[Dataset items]
------------

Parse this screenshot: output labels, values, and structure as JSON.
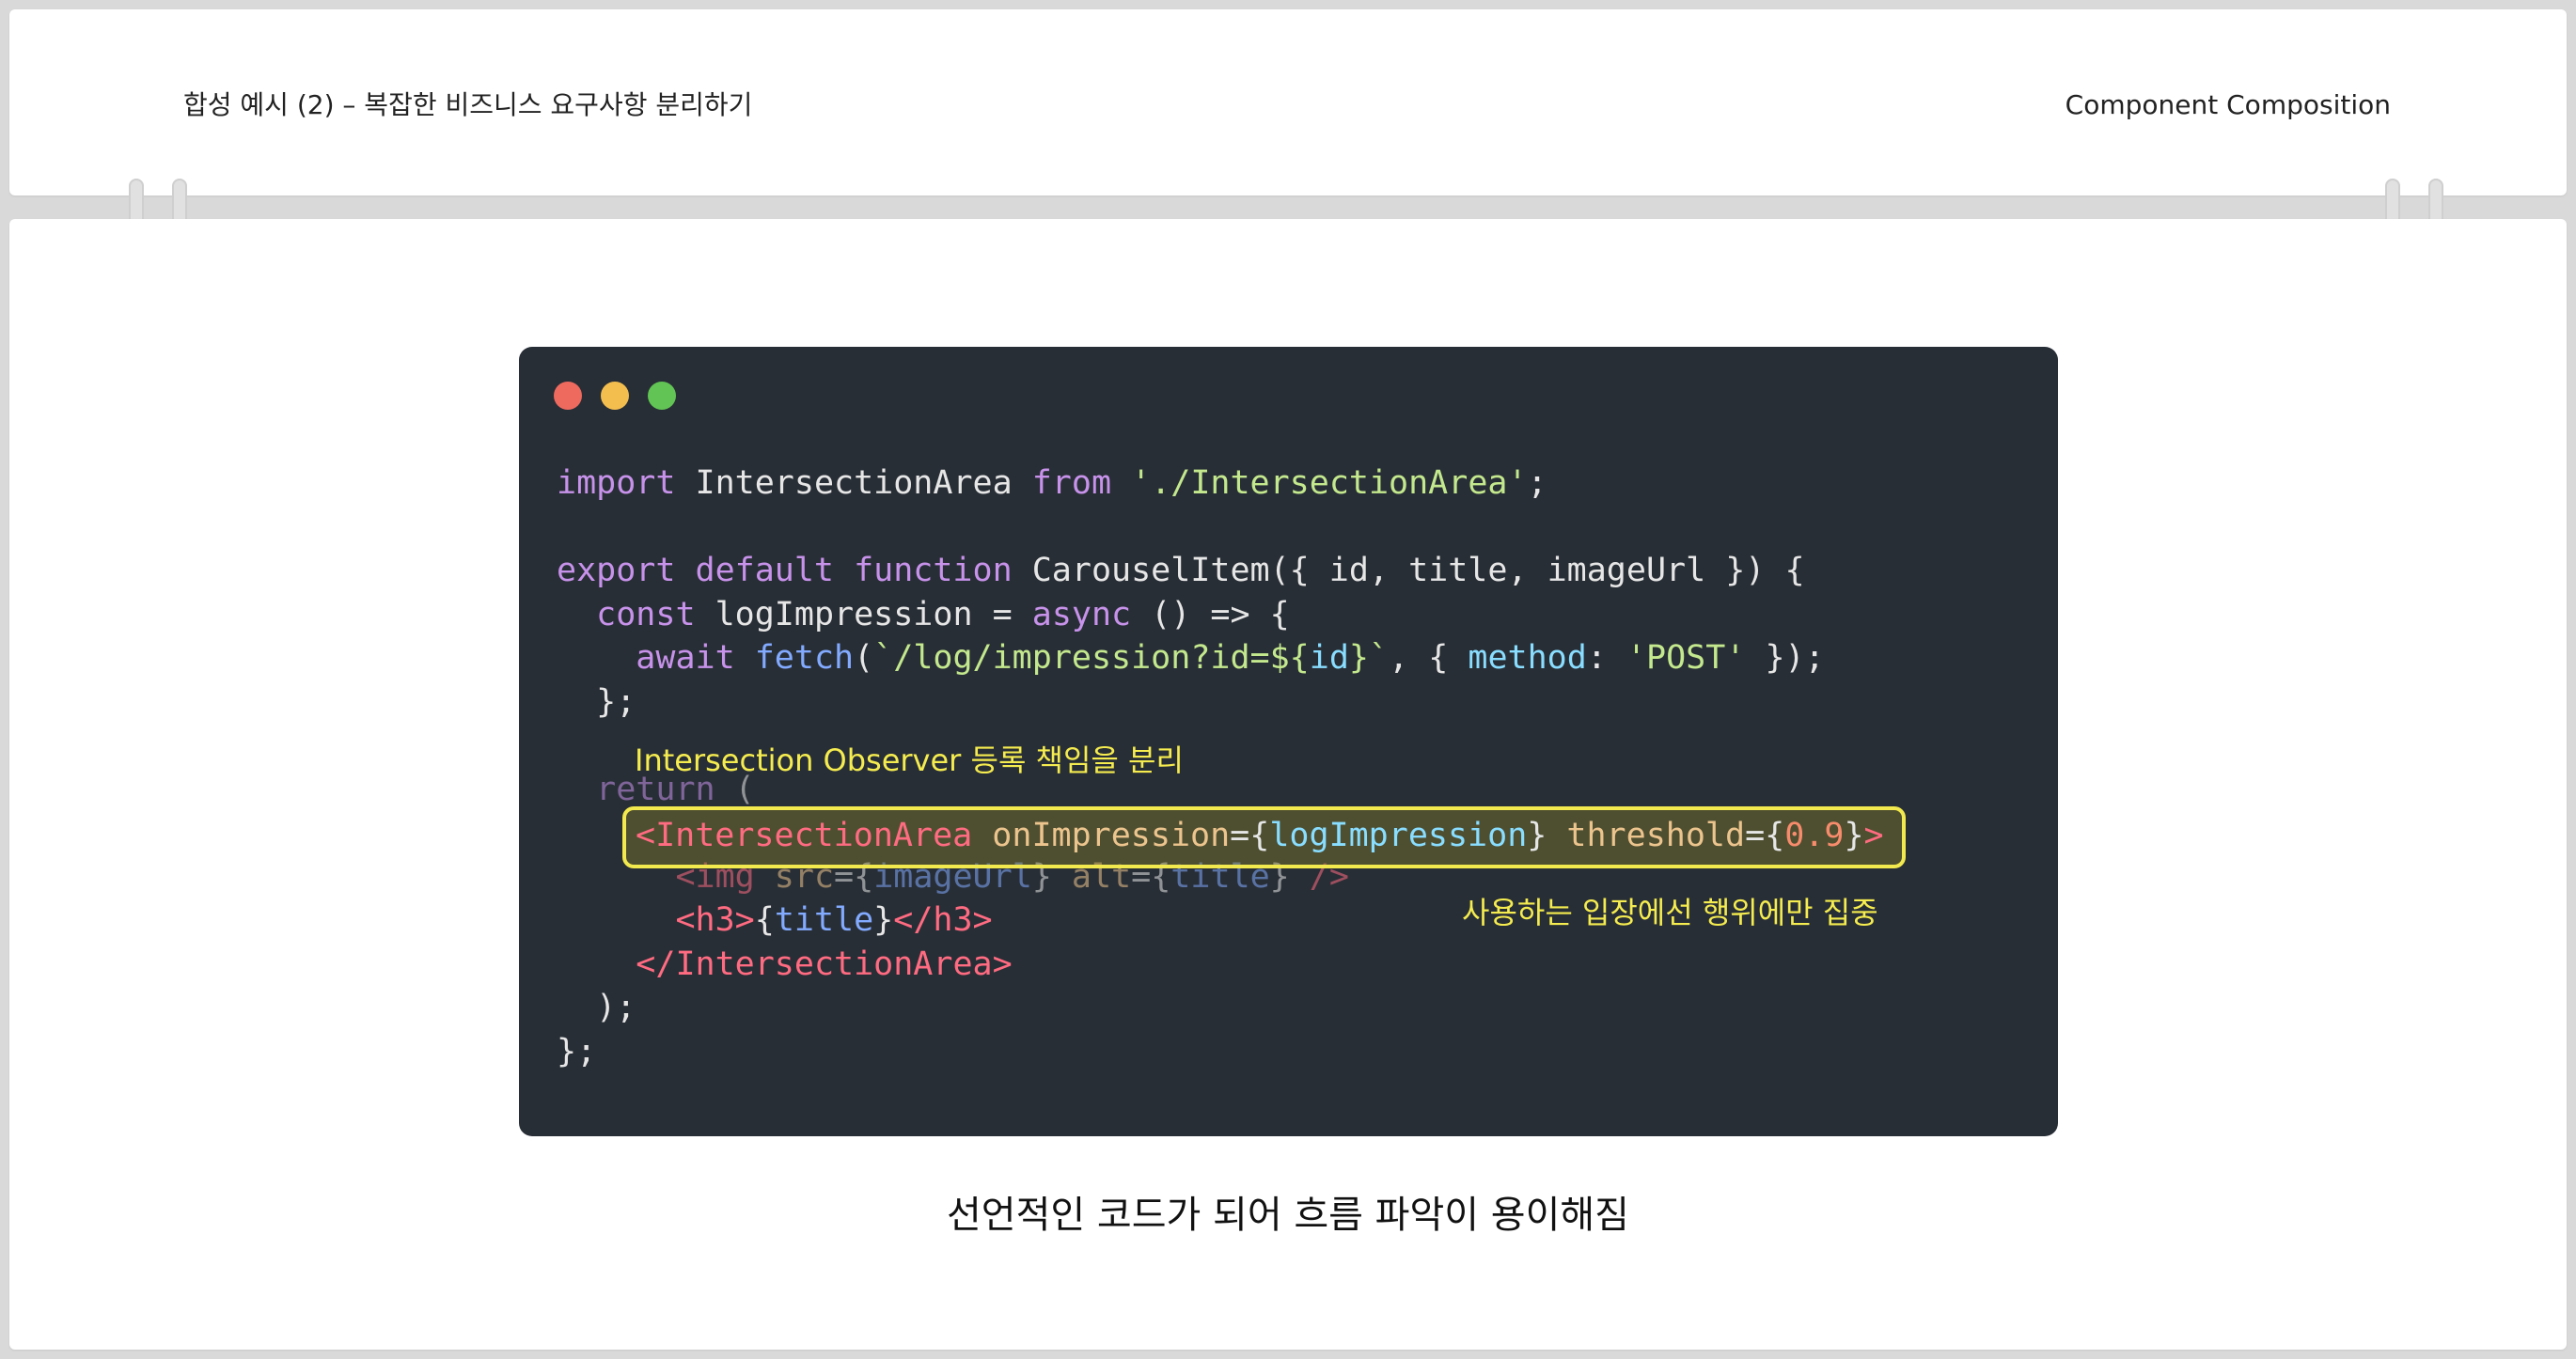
{
  "header": {
    "left_title": "합성 예시 (2) – 복잡한 비즈니스 요구사항 분리하기",
    "right_title": "Component Composition"
  },
  "code": {
    "line1": {
      "kw": "import",
      "name": " IntersectionArea ",
      "kw2": "from",
      "str": " './IntersectionArea'",
      "end": ";"
    },
    "line3": {
      "kw": "export default function",
      "rest": " CarouselItem({ id, title, imageUrl }) {"
    },
    "line4": {
      "kw": "const",
      "mid": " logImpression = ",
      "kw2": "async",
      "rest": " () => {"
    },
    "line5": {
      "kw": "await",
      "fn": "fetch",
      "open": "(",
      "str1": "`/log/impression?id=${",
      "var": "id",
      "str2": "}`",
      "mid": ", { ",
      "prop": "method",
      "colon": ": ",
      "str3": "'POST'",
      "end": " });"
    },
    "line6": "};",
    "line7": {
      "kw": "return",
      "rest": " ("
    },
    "line8": {
      "tag_open": "<IntersectionArea",
      "attr1": " onImpression",
      "eq1": "={",
      "val1": "logImpression",
      "close1": "}",
      "attr2": " threshold",
      "eq2": "={",
      "val2": "0.9",
      "close2": "}",
      "tag_close": ">"
    },
    "line9": {
      "tag": "<img",
      "attr1": " src",
      "eq1": "={",
      "val1": "imageUrl",
      "close1": "}",
      "attr2": " alt",
      "eq2": "={",
      "val2": "title",
      "close2": "}",
      "end": " />"
    },
    "line10": {
      "tag1": "<h3>",
      "open": "{",
      "val": "title",
      "close": "}",
      "tag2": "</h3>"
    },
    "line11": "</IntersectionArea>",
    "line12": ");",
    "line13": "};"
  },
  "annotations": {
    "top": "Intersection Observer 등록 책임을 분리",
    "right": "사용하는 입장에선 행위에만 집중"
  },
  "caption": "선언적인 코드가 되어 흐름 파악이 용이해짐",
  "colors": {
    "code_bg": "#282e36",
    "highlight": "#f2e94e",
    "annotation": "#f5ec4f"
  }
}
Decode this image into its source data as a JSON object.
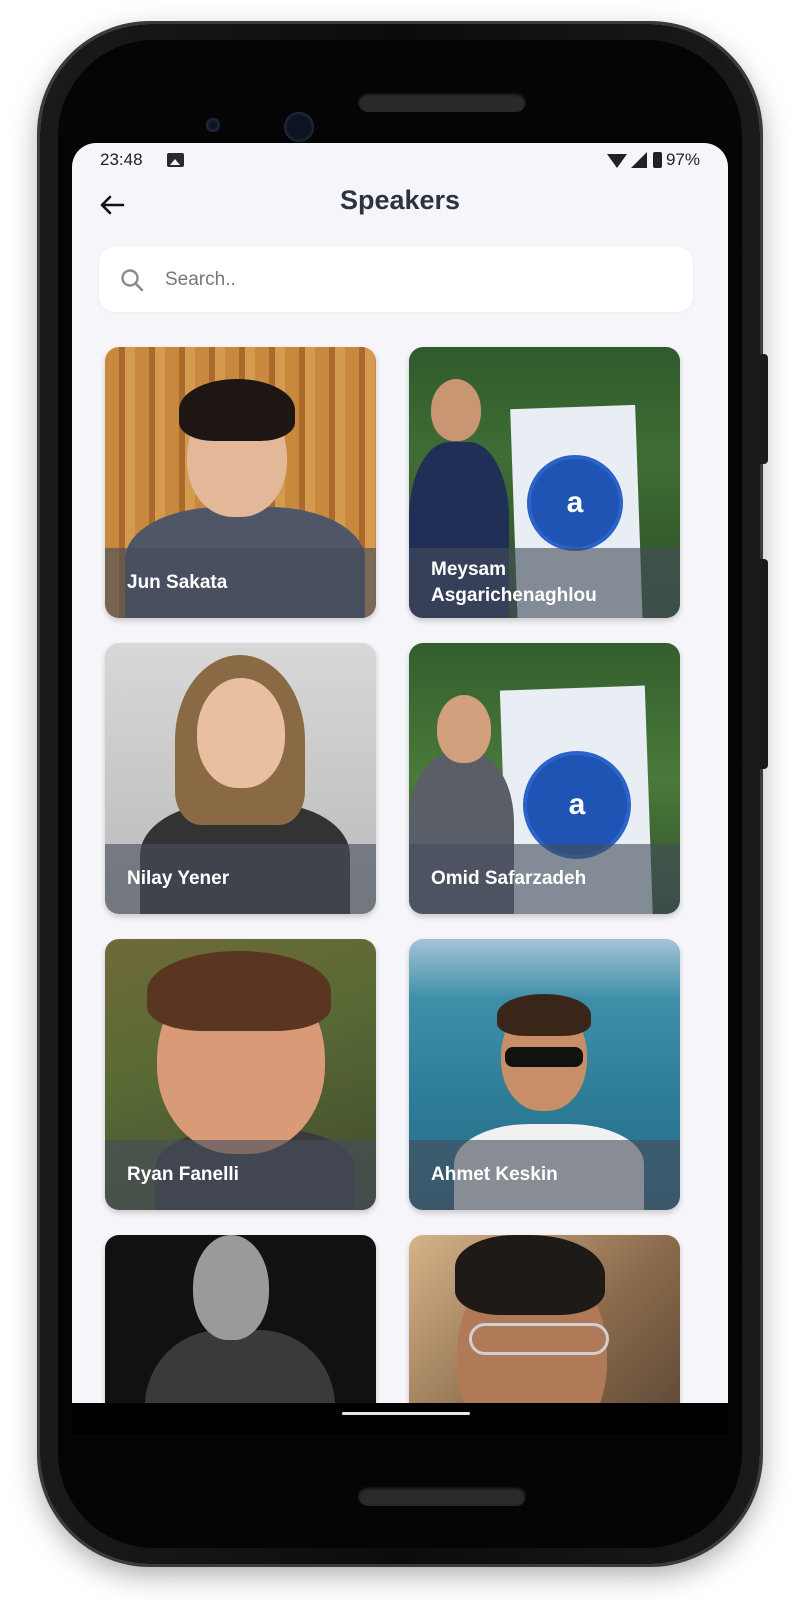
{
  "status_bar": {
    "time": "23:48",
    "battery": "97%",
    "icons": [
      "image-icon",
      "wifi-icon",
      "signal-icon",
      "battery-icon"
    ]
  },
  "app_bar": {
    "back_icon": "arrow-left-icon",
    "title": "Speakers"
  },
  "search": {
    "icon": "search-icon",
    "placeholder": "Search.."
  },
  "speakers": [
    {
      "name": "Jun Sakata"
    },
    {
      "name": "Meysam Asgarichenaghlou"
    },
    {
      "name": "Nilay Yener"
    },
    {
      "name": "Omid Safarzadeh"
    },
    {
      "name": "Ryan Fanelli"
    },
    {
      "name": "Ahmet Keskin"
    },
    {
      "name": ""
    },
    {
      "name": ""
    }
  ],
  "colors": {
    "background": "#f6f6fa",
    "title": "#2d3440",
    "label_overlay": "#464e5c"
  }
}
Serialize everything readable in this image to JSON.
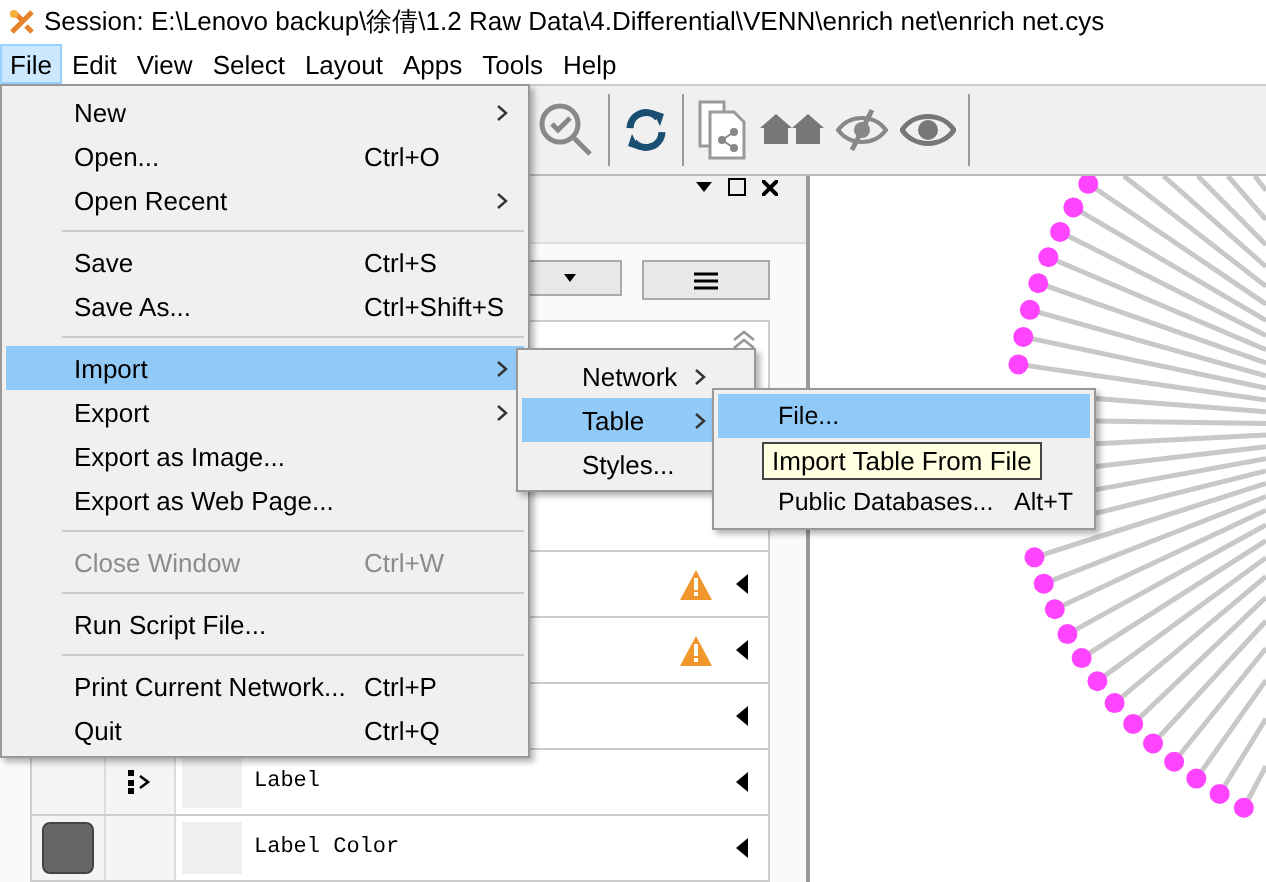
{
  "window": {
    "title": "Session: E:\\Lenovo backup\\徐倩\\1.2 Raw Data\\4.Differential\\VENN\\enrich net\\enrich net.cys"
  },
  "menubar": [
    {
      "label": "File",
      "selected": true
    },
    {
      "label": "Edit",
      "selected": false
    },
    {
      "label": "View",
      "selected": false
    },
    {
      "label": "Select",
      "selected": false
    },
    {
      "label": "Layout",
      "selected": false
    },
    {
      "label": "Apps",
      "selected": false
    },
    {
      "label": "Tools",
      "selected": false
    },
    {
      "label": "Help",
      "selected": false
    }
  ],
  "file_menu": {
    "groups": [
      [
        {
          "label": "New",
          "submenu": true,
          "selected": false,
          "disabled": false
        },
        {
          "label": "Open...",
          "shortcut": "Ctrl+O",
          "submenu": false,
          "selected": false,
          "disabled": false
        },
        {
          "label": "Open Recent",
          "submenu": true,
          "selected": false,
          "disabled": false
        }
      ],
      [
        {
          "label": "Save",
          "shortcut": "Ctrl+S",
          "submenu": false,
          "selected": false,
          "disabled": false
        },
        {
          "label": "Save As...",
          "shortcut": "Ctrl+Shift+S",
          "submenu": false,
          "selected": false,
          "disabled": false
        }
      ],
      [
        {
          "label": "Import",
          "submenu": true,
          "selected": true,
          "disabled": false
        },
        {
          "label": "Export",
          "submenu": true,
          "selected": false,
          "disabled": false
        },
        {
          "label": "Export as Image...",
          "submenu": false,
          "selected": false,
          "disabled": false
        },
        {
          "label": "Export as Web Page...",
          "submenu": false,
          "selected": false,
          "disabled": false
        }
      ],
      [
        {
          "label": "Close Window",
          "shortcut": "Ctrl+W",
          "submenu": false,
          "selected": false,
          "disabled": true
        }
      ],
      [
        {
          "label": "Run Script File...",
          "submenu": false,
          "selected": false,
          "disabled": false
        }
      ],
      [
        {
          "label": "Print Current Network...",
          "shortcut": "Ctrl+P",
          "submenu": false,
          "selected": false,
          "disabled": false
        },
        {
          "label": "Quit",
          "shortcut": "Ctrl+Q",
          "submenu": false,
          "selected": false,
          "disabled": false
        }
      ]
    ]
  },
  "import_menu": {
    "items": [
      {
        "label": "Network",
        "submenu": true,
        "selected": false
      },
      {
        "label": "Table",
        "submenu": true,
        "selected": true
      },
      {
        "label": "Styles...",
        "submenu": false,
        "selected": false
      }
    ]
  },
  "table_menu": {
    "items": [
      {
        "label": "File...",
        "selected": true
      },
      {
        "label": "Public Databases...",
        "shortcut": "Alt+T",
        "selected": false
      }
    ]
  },
  "tooltip": "Import Table From File",
  "style_rows": [
    {
      "kind": "plain",
      "warning": true
    },
    {
      "kind": "plain",
      "warning": true
    },
    {
      "kind": "plain",
      "warning": false
    },
    {
      "kind": "mapping",
      "label": "Label",
      "warning": false
    },
    {
      "kind": "swatch",
      "label": "Label Color",
      "warning": false
    }
  ]
}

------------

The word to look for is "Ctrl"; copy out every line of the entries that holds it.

__Result of the exercise__.
          "shortcut": "Ctrl+O",
          "shortcut": "Ctrl+S",
          "shortcut": "Ctrl+Shift+S",
          "shortcut": "Ctrl+W",
          "shortcut": "Ctrl+P",
          "shortcut": "Ctrl+Q",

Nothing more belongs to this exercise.